- Your objective: A faithful copy of every entry, with the pictures removed, is what is needed here.

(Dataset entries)
= = = = = = =

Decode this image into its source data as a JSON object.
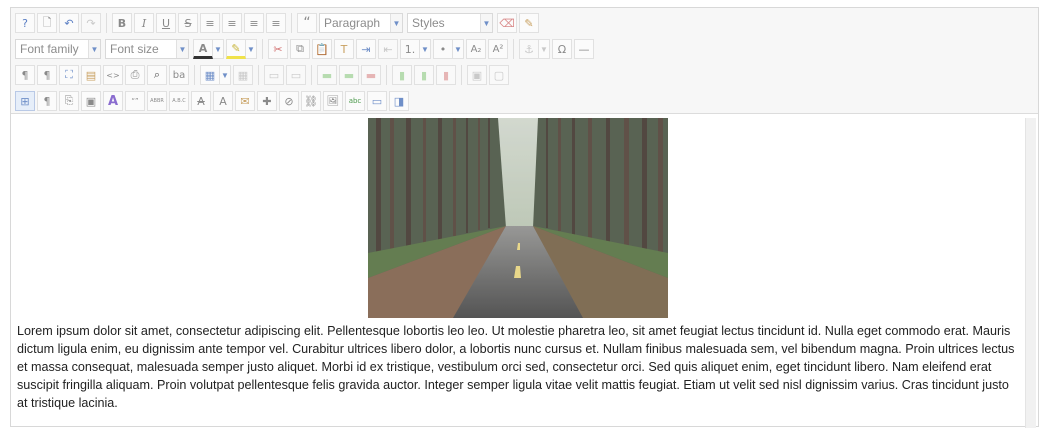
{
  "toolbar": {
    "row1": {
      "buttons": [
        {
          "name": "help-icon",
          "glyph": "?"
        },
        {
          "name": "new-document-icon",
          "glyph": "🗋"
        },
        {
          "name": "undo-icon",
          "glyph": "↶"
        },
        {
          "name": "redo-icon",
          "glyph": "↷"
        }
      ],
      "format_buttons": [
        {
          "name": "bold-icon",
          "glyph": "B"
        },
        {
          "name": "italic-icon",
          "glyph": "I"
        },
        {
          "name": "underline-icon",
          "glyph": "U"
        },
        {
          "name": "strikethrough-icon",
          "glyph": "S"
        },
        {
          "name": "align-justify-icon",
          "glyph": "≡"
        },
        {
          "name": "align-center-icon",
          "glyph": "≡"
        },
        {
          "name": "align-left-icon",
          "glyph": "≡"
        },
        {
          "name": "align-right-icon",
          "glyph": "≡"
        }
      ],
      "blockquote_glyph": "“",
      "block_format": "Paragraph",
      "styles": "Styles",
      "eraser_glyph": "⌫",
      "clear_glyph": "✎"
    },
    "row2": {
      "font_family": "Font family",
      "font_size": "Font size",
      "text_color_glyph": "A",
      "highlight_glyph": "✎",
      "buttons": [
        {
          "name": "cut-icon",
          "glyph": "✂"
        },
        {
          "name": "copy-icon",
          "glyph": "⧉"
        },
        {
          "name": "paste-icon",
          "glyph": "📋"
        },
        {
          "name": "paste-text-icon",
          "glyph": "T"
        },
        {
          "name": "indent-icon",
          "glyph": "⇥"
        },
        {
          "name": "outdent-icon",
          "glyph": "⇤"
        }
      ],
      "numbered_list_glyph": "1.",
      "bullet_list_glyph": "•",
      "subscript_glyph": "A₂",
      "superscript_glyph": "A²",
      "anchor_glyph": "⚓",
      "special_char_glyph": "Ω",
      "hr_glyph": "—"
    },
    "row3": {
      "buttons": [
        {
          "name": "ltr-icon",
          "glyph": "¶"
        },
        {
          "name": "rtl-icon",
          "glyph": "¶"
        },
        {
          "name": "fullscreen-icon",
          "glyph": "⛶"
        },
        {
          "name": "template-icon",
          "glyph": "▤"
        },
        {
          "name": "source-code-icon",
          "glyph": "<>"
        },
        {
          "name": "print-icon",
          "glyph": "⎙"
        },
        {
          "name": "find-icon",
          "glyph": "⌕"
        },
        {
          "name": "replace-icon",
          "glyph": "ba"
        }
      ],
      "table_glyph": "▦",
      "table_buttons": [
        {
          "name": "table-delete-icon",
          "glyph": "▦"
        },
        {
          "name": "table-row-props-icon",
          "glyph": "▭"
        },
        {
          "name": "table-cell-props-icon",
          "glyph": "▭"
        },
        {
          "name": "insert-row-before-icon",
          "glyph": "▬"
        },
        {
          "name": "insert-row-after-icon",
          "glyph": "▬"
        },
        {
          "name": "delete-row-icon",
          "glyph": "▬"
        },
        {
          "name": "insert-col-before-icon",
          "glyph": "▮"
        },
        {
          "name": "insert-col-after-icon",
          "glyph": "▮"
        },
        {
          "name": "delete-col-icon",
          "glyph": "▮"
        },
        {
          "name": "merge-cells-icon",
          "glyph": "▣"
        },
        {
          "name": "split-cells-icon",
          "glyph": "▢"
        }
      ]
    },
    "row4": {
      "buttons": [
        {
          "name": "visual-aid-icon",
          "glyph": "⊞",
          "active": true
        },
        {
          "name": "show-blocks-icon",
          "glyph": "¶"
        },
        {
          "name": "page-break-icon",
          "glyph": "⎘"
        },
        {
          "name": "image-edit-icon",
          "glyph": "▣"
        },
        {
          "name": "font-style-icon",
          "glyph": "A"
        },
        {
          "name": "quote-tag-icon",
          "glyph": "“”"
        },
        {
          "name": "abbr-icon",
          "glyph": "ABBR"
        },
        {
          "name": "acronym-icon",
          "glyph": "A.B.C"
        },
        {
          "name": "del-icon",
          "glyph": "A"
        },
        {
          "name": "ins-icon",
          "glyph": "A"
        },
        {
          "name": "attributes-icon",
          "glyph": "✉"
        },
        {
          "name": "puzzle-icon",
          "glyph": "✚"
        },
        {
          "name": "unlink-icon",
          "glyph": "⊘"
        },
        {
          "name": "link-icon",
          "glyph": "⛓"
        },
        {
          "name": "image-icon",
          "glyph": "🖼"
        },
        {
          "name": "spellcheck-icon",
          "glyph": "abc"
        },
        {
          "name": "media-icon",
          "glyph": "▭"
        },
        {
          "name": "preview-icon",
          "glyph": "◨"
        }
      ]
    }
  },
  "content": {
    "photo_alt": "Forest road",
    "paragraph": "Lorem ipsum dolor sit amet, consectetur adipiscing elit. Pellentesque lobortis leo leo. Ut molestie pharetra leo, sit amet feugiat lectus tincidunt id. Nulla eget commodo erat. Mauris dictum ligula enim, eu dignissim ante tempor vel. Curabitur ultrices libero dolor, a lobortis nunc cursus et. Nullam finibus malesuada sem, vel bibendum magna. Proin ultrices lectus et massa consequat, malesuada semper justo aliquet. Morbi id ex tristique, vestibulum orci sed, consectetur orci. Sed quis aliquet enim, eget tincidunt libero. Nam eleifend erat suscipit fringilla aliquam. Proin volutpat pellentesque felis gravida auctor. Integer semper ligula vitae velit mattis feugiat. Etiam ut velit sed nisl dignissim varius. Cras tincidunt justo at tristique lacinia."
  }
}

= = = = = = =

- Response for this exercise:
Decode this image into its source data as a JSON object.
{
  "toolbar": {
    "row1": {
      "buttons": [
        {
          "name": "help-icon",
          "glyph": "?"
        },
        {
          "name": "new-document-icon",
          "glyph": "🗋"
        },
        {
          "name": "undo-icon",
          "glyph": "↶"
        },
        {
          "name": "redo-icon",
          "glyph": "↷"
        }
      ],
      "format_buttons": [
        {
          "name": "bold-icon",
          "glyph": "B"
        },
        {
          "name": "italic-icon",
          "glyph": "I"
        },
        {
          "name": "underline-icon",
          "glyph": "U"
        },
        {
          "name": "strikethrough-icon",
          "glyph": "S"
        },
        {
          "name": "align-justify-icon",
          "glyph": "≡"
        },
        {
          "name": "align-center-icon",
          "glyph": "≡"
        },
        {
          "name": "align-left-icon",
          "glyph": "≡"
        },
        {
          "name": "align-right-icon",
          "glyph": "≡"
        }
      ],
      "blockquote_glyph": "“",
      "block_format": "Paragraph",
      "styles": "Styles",
      "eraser_glyph": "⌫",
      "clear_glyph": "✎"
    },
    "row2": {
      "font_family": "Font family",
      "font_size": "Font size",
      "text_color_glyph": "A",
      "highlight_glyph": "✎",
      "buttons": [
        {
          "name": "cut-icon",
          "glyph": "✂"
        },
        {
          "name": "copy-icon",
          "glyph": "⧉"
        },
        {
          "name": "paste-icon",
          "glyph": "📋"
        },
        {
          "name": "paste-text-icon",
          "glyph": "T"
        },
        {
          "name": "indent-icon",
          "glyph": "⇥"
        },
        {
          "name": "outdent-icon",
          "glyph": "⇤"
        }
      ],
      "numbered_list_glyph": "1.",
      "bullet_list_glyph": "•",
      "subscript_glyph": "A₂",
      "superscript_glyph": "A²",
      "anchor_glyph": "⚓",
      "special_char_glyph": "Ω",
      "hr_glyph": "—"
    },
    "row3": {
      "buttons": [
        {
          "name": "ltr-icon",
          "glyph": "¶"
        },
        {
          "name": "rtl-icon",
          "glyph": "¶"
        },
        {
          "name": "fullscreen-icon",
          "glyph": "⛶"
        },
        {
          "name": "template-icon",
          "glyph": "▤"
        },
        {
          "name": "source-code-icon",
          "glyph": "<>"
        },
        {
          "name": "print-icon",
          "glyph": "⎙"
        },
        {
          "name": "find-icon",
          "glyph": "⌕"
        },
        {
          "name": "replace-icon",
          "glyph": "ba"
        }
      ],
      "table_glyph": "▦",
      "table_buttons": [
        {
          "name": "table-delete-icon",
          "glyph": "▦"
        },
        {
          "name": "table-row-props-icon",
          "glyph": "▭"
        },
        {
          "name": "table-cell-props-icon",
          "glyph": "▭"
        },
        {
          "name": "insert-row-before-icon",
          "glyph": "▬"
        },
        {
          "name": "insert-row-after-icon",
          "glyph": "▬"
        },
        {
          "name": "delete-row-icon",
          "glyph": "▬"
        },
        {
          "name": "insert-col-before-icon",
          "glyph": "▮"
        },
        {
          "name": "insert-col-after-icon",
          "glyph": "▮"
        },
        {
          "name": "delete-col-icon",
          "glyph": "▮"
        },
        {
          "name": "merge-cells-icon",
          "glyph": "▣"
        },
        {
          "name": "split-cells-icon",
          "glyph": "▢"
        }
      ]
    },
    "row4": {
      "buttons": [
        {
          "name": "visual-aid-icon",
          "glyph": "⊞",
          "active": true
        },
        {
          "name": "show-blocks-icon",
          "glyph": "¶"
        },
        {
          "name": "page-break-icon",
          "glyph": "⎘"
        },
        {
          "name": "image-edit-icon",
          "glyph": "▣"
        },
        {
          "name": "font-style-icon",
          "glyph": "A"
        },
        {
          "name": "quote-tag-icon",
          "glyph": "“”"
        },
        {
          "name": "abbr-icon",
          "glyph": "ABBR"
        },
        {
          "name": "acronym-icon",
          "glyph": "A.B.C"
        },
        {
          "name": "del-icon",
          "glyph": "A"
        },
        {
          "name": "ins-icon",
          "glyph": "A"
        },
        {
          "name": "attributes-icon",
          "glyph": "✉"
        },
        {
          "name": "puzzle-icon",
          "glyph": "✚"
        },
        {
          "name": "unlink-icon",
          "glyph": "⊘"
        },
        {
          "name": "link-icon",
          "glyph": "⛓"
        },
        {
          "name": "image-icon",
          "glyph": "🖼"
        },
        {
          "name": "spellcheck-icon",
          "glyph": "abc"
        },
        {
          "name": "media-icon",
          "glyph": "▭"
        },
        {
          "name": "preview-icon",
          "glyph": "◨"
        }
      ]
    }
  },
  "content": {
    "photo_alt": "Forest road",
    "paragraph": "Lorem ipsum dolor sit amet, consectetur adipiscing elit. Pellentesque lobortis leo leo. Ut molestie pharetra leo, sit amet feugiat lectus tincidunt id. Nulla eget commodo erat. Mauris dictum ligula enim, eu dignissim ante tempor vel. Curabitur ultrices libero dolor, a lobortis nunc cursus et. Nullam finibus malesuada sem, vel bibendum magna. Proin ultrices lectus et massa consequat, malesuada semper justo aliquet. Morbi id ex tristique, vestibulum orci sed, consectetur orci. Sed quis aliquet enim, eget tincidunt libero. Nam eleifend erat suscipit fringilla aliquam. Proin volutpat pellentesque felis gravida auctor. Integer semper ligula vitae velit mattis feugiat. Etiam ut velit sed nisl dignissim varius. Cras tincidunt justo at tristique lacinia."
  }
}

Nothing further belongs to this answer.